* [EXERCISE] Among the lines of the records, please find those that contain the word "this" and copy them.

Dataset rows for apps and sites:
......

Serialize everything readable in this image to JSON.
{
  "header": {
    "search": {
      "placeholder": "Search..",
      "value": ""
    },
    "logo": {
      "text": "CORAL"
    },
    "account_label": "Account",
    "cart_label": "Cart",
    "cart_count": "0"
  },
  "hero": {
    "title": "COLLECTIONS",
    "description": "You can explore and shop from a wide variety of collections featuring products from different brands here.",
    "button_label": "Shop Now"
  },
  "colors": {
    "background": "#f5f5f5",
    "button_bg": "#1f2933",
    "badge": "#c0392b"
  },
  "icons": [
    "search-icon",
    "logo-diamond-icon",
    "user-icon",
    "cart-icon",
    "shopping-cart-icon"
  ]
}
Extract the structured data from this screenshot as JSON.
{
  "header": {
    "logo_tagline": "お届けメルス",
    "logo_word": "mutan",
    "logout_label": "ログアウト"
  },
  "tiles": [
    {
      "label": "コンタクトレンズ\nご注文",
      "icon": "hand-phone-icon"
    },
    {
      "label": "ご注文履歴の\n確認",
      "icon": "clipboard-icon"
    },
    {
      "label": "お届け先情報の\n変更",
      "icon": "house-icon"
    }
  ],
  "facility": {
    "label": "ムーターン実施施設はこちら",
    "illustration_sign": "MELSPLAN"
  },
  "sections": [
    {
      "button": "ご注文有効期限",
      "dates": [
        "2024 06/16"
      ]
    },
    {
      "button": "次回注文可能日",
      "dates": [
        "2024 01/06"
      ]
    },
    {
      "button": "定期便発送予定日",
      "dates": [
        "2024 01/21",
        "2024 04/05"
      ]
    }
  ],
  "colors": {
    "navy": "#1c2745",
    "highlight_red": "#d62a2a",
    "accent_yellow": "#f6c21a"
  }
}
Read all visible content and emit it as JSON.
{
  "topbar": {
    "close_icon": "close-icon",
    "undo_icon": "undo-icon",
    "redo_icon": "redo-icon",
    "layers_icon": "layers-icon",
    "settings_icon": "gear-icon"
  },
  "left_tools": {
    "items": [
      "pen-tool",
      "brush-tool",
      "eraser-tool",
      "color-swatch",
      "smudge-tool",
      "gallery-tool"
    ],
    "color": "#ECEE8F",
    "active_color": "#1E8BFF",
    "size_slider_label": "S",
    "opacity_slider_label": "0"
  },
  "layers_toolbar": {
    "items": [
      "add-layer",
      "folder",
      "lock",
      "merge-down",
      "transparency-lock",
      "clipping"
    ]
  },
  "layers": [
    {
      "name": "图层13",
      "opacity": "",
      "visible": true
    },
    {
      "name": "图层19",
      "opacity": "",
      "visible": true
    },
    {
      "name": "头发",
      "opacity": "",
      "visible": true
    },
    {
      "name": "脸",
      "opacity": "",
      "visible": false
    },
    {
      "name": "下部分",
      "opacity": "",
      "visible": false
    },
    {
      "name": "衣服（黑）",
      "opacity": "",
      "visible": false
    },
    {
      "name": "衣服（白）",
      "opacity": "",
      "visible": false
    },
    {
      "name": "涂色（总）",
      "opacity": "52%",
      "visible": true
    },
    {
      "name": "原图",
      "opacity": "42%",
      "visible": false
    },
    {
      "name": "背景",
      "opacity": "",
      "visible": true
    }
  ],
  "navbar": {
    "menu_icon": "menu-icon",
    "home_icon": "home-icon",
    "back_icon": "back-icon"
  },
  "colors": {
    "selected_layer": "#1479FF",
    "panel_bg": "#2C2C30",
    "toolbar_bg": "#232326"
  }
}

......

* [EXPECTED ANSWER]
Serialize everything readable in this image to JSON.
Extract the structured data from this screenshot as JSON.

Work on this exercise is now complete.